What to Expect in a Normal Delivery
In This Article:
What everyone else is doing
From the Doctor's Perspective...
I always ask my patient to pay close attention to my assessment of how well she is pushing while I'm examining her. I want her to focus on those pushing efforts that I've found to be effective and that are allowing her to progress, and for her to continue focusing on that particular pushing effort that she has made with each successive contraction. I'm providing her with feedback as to how well she is doing so that she can minimize any wasted effort and deliver the baby successfully.
There is the potential for the mother to tire out very quickly, so I don't want her to push in an ineffective way if at all possible. In between contractions, I advise patients to remember what they did right so they won't start the next contraction without knowing how to push effectively. I'm examining the baby's head while the mother is pushing so that I can tell if the baby is rotating or coming down the birth canal properly. Unfortunately, there is the potential for the mother to become distracted by her family with oohs and aahs of excitement. I want her to stay on track and not lose focus.
From the Mother's Perspective...
Hey, I delivered five times, and each time I was clueless about what an effective push was and what wasn't. They all felt the same. First of all, it's difficult to tell if you're pushing or not, since what constitutes "pushing" doesn't make a lot of sense. Second, when you're at that phase, it's all a blur. Your only thought is "GET THIS BABY OUT OF ME!" and do whatever it takes. Sorry, Dr. John. Maybe if you'd been my doctor I would have known what an effective push was.
What Everyone Else Is Doing While You're Pushing (aside from Taking Bets)
The doctor will usually have the spouse of the patient get involved in the labor and delivery process. The spouse will stand on the opposite side of where the nurse is, supporting the patient both emotionally and physically while she's pushing (her chin will be pressed against her chest). The patient is asked to open her legs as wide as possible, so the spouse can support her neck and legs on one side, while the nurse supports the other side (picture Twister on a Saturday night). In between contractions the spouse will encourage the patient with words, wipe her forehead with a cool towel, and feed her ice chips if necessary, providing basic support to help the mother deliver the baby.
The nurse is continually monitoring the baby's heart rate and checking the mother's blood pressure. She is also ensuring that IV fluids are running and not stopped for any reason and that drugs or medicines are being administered. The nurse has a huge responsibility during this time, as she is also charting everything that occurs and assisting the doctor as necessary. If requested by the patient, the nurse will bring in a mirror to position between the mother's legs so that she can watch her baby's head as it appears. Some mothers close their eyes through the whole pushing effort, while others may choose to see everything. According to Dr. John, to doctors it is a beautiful experience, but the mother may or may not share that sentiment.

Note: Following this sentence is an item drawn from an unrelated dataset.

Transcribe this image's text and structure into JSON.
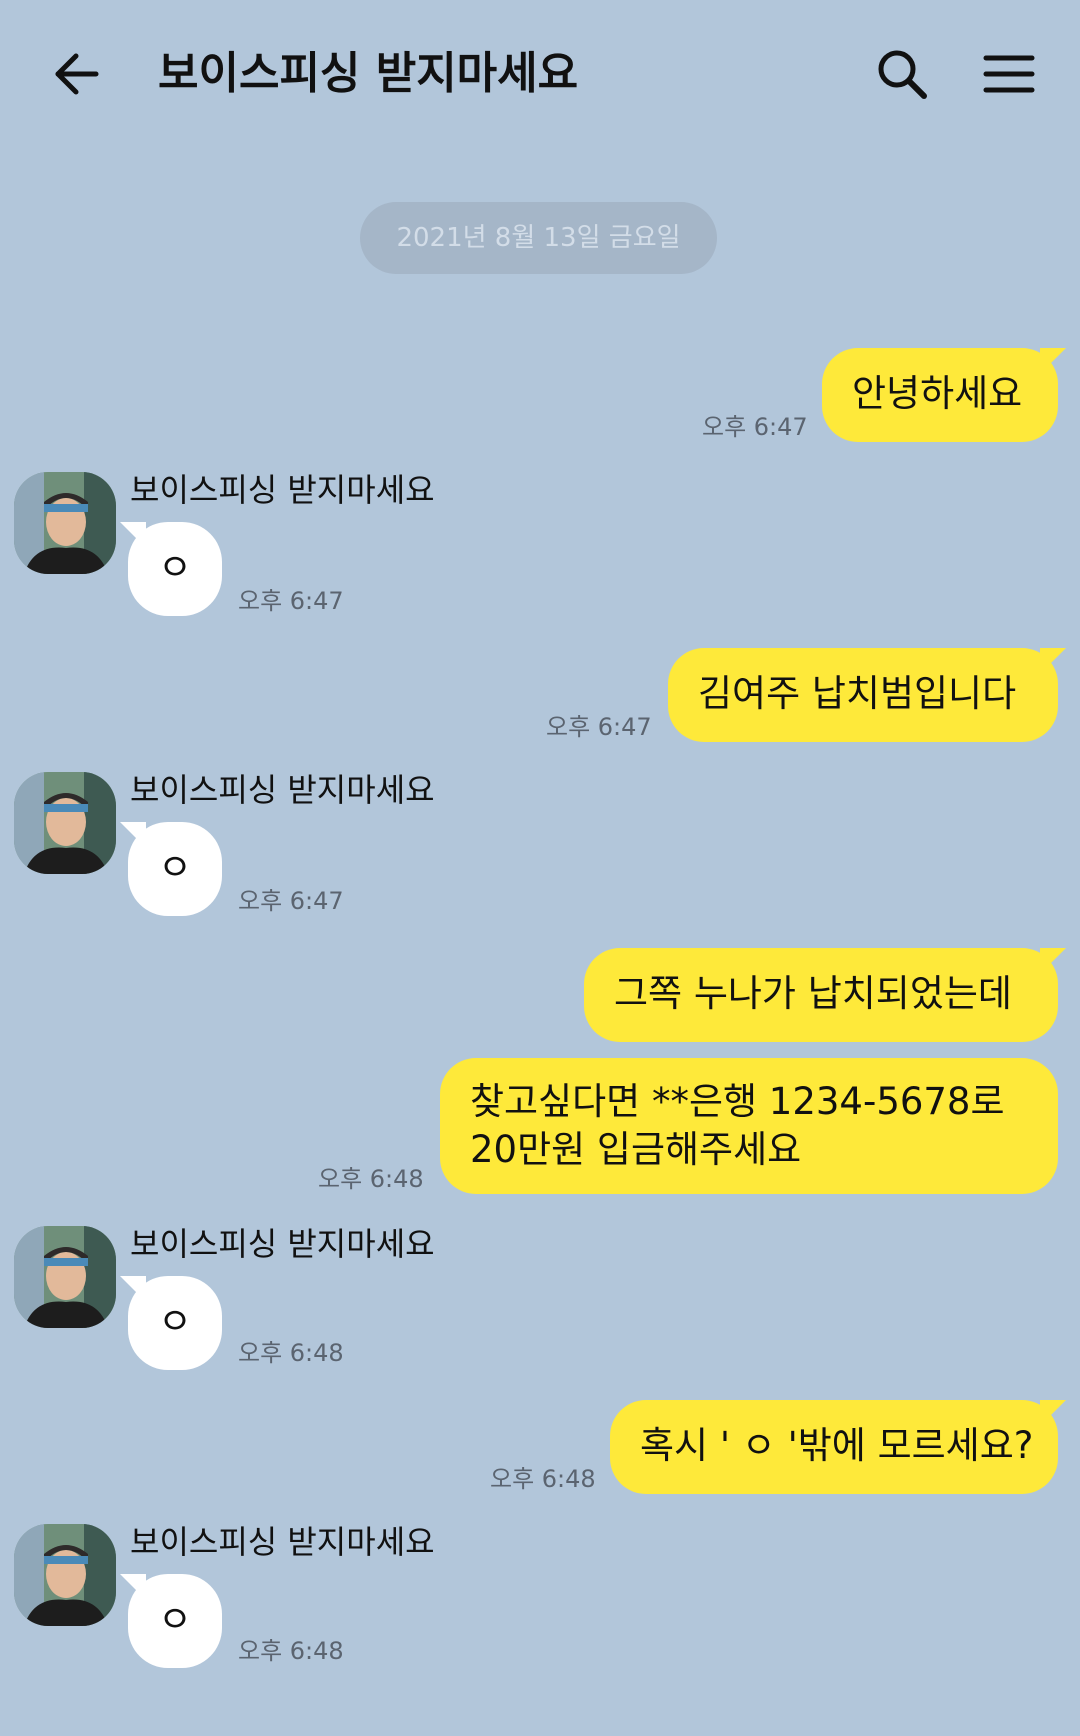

Reproduced from Absolute Beginner's Guide to Pregnancy, by John Adams and Marta Justak, by permission of Pearson Education. Copyright © 2005 by Que Publishing. Please visit Amazon to order your own copy.